No matter how old you are, having a journal practice can be a really wonderful part of self-care. Journalling allows us to reflect on our day, process our feelings, work through emotions, and practice gratitude—all of which contribute to emotional well-being and self-awareness.
And children can experience all of these benefits from journalling too! This journal template takes the pressure off that a blank page can have and allows kids to reflect within a framework. It’s simple, straightforward, and only takes 5 or 10 minutes to do, which can be really helpful when beginning a journalling practice. Plus, it doesn’t have to be expensive when you make your own! Here’s how to make your own daily reflection journal for your child.
- Several copies of my printable journal template, printed double-sided
- A piece of cardstock slightly larger than the journal pages, to serve as a cover
- A sturdy sewing needle
- Some embroidery thread
Put it together:
- Fold your cardstock cover in half.
- Do the same with your stack of printable pages.
- Place the pages inside the card stock cover and line up the folds.
- Use the sewing needle and embroidery thread to bind the journal. Adding just a couple pages at a time makes getting the needle through the paper easier.
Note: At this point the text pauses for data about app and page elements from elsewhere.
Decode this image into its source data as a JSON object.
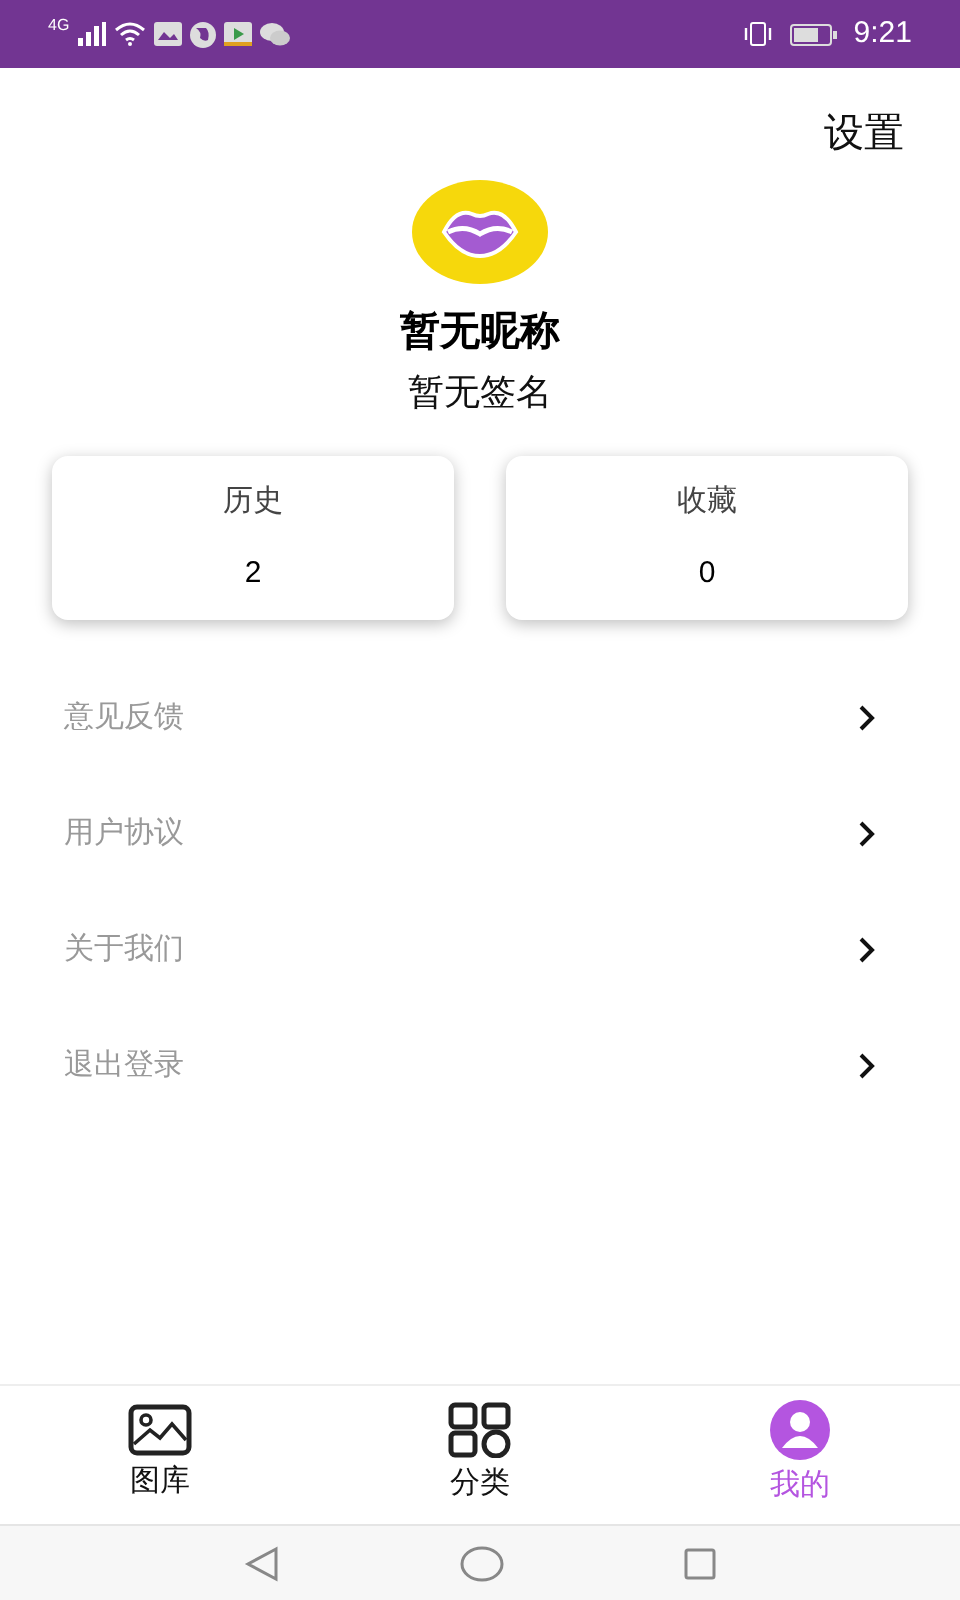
{
  "status_bar": {
    "network": "4G",
    "time": "9:21"
  },
  "header": {
    "settings": "设置"
  },
  "profile": {
    "nickname": "暂无昵称",
    "signature": "暂无签名"
  },
  "stats": [
    {
      "label": "历史",
      "value": "2"
    },
    {
      "label": "收藏",
      "value": "0"
    }
  ],
  "menu": [
    {
      "label": "意见反馈"
    },
    {
      "label": "用户协议"
    },
    {
      "label": "关于我们"
    },
    {
      "label": "退出登录"
    }
  ],
  "tabs": [
    {
      "label": "图库",
      "kind": "gallery",
      "selected": false
    },
    {
      "label": "分类",
      "kind": "category",
      "selected": false
    },
    {
      "label": "我的",
      "kind": "profile",
      "selected": true
    }
  ]
}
- Secure your embroidery thread with a tight double knot.
And that’s it… Your kiddos are ready to journal! How you do it is up to you, but it’s often nice to sit down for just a few minutes at the end of the day to reflect, while the day’s happenings are still fresh in mind. Older children will most likely be able to complete their daily reflection on their own, while younger ones will probably need support, if not a scribe to jot down their ideas for them.
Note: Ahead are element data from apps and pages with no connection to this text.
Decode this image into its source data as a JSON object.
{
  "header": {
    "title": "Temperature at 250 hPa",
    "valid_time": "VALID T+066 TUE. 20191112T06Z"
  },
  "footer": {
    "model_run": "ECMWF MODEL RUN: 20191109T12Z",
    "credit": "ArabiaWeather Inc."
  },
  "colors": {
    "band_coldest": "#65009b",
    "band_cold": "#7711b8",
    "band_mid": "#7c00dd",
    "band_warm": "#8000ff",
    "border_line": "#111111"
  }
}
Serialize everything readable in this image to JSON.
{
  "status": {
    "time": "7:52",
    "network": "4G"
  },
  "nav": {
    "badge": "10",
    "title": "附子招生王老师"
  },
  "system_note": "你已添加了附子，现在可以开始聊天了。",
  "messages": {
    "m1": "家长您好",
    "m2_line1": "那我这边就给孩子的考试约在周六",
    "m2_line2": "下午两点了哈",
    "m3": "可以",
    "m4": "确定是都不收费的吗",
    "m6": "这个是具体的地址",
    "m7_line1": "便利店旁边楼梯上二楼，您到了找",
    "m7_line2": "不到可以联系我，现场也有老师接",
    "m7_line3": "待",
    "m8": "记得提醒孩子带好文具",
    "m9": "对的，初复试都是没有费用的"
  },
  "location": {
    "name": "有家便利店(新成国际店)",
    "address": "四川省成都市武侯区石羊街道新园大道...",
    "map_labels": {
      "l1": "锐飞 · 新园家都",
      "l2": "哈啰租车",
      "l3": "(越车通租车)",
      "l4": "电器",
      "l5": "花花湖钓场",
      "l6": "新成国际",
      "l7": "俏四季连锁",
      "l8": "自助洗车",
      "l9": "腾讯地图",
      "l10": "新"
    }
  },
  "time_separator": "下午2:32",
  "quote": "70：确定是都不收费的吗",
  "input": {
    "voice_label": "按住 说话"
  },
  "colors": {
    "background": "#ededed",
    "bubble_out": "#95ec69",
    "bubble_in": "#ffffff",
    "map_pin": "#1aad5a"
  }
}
Journalling can help kids with their:
Tips for journalling with kids:
- It may be helpful to begin a journalling session by chatting about the day together first.
- Make the process a practice in self-care rather than an additional homework task. You want them to enjoy the process and want to journal again next time!
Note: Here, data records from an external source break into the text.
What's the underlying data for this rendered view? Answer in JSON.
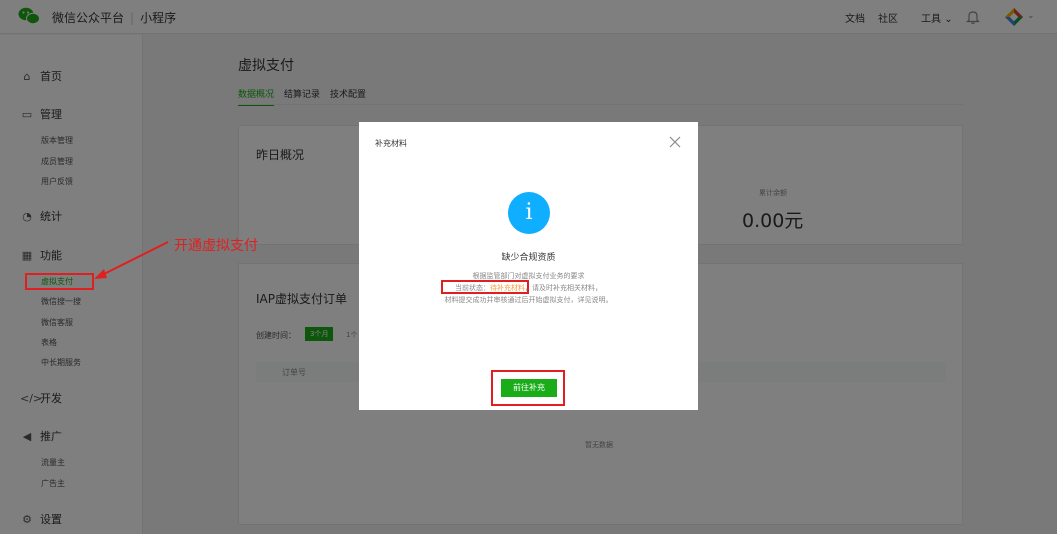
{
  "topbar": {
    "brand": "微信公众平台",
    "separator": "|",
    "product": "小程序",
    "links": [
      "文档",
      "社区",
      "工具"
    ],
    "tools_chevron": "⌄",
    "avatar_chevron": "⌄"
  },
  "sidebar": {
    "sections": [
      {
        "icon": "home-icon",
        "label": "首页"
      },
      {
        "icon": "management-icon",
        "label": "管理"
      },
      {
        "icon": "statistics-icon",
        "label": "统计"
      },
      {
        "icon": "function-icon",
        "label": "功能"
      },
      {
        "icon": "develop-icon",
        "label": "开发"
      },
      {
        "icon": "promote-icon",
        "label": "推广"
      },
      {
        "icon": "settings-icon",
        "label": "设置"
      }
    ],
    "management_items": [
      "版本管理",
      "成员管理",
      "用户反馈"
    ],
    "function_items": [
      "虚拟支付",
      "微信搜一搜",
      "微信客服",
      "表格",
      "中长期服务"
    ],
    "promote_items": [
      "流量主",
      "广告主"
    ],
    "active_item": "虚拟支付"
  },
  "main": {
    "title": "虚拟支付",
    "tabs": [
      "数据概况",
      "结算记录",
      "技术配置"
    ],
    "yesterday": {
      "title": "昨日概况",
      "balance_label": "累计余额",
      "balance_value": "0.00元"
    },
    "orders": {
      "title": "IAP虚拟支付订单",
      "filter_label": "创建时间：",
      "filter_selected": "3个月",
      "filter_more": "1个",
      "column": "订单号",
      "empty": "暂无数据"
    }
  },
  "modal": {
    "title": "补充材料",
    "heading": "缺少合规资质",
    "line1": "根据监管部门对虚拟支付业务的要求",
    "status_label": "当前状态：",
    "status_value": "待补充材料",
    "line2_rest": "，请及时补充相关材料，",
    "line3": "材料提交成功并审核通过后开始虚拟支付，详见说明。",
    "button": "前往补充"
  },
  "annotation": {
    "text": "开通虚拟支付"
  },
  "colors": {
    "accent": "#1aad19",
    "info": "#10aeff",
    "annotation": "#e02020",
    "status": "#fa9d3b"
  }
}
- Focus on ideas rather than perfect spelling, punctuation, and grammar. Those things can be taught and corrected another time.
- Accept your child’s reflections and ideas as they are. These are their feelings and thoughts after all.
Jen Kossowan is a kindergarten and grade one teacher and mama of two gorgeous kiddos. She’s passionate about play, loves a good DIY project, and can most often be found in her kitchen whipping up recipes that taste delicious while meeting her crunchy mama criteria. She started Mama.Papa.Bubba. on a whim in 2010 while living in the Middle East and has been sharing her recipes and activities there ever since.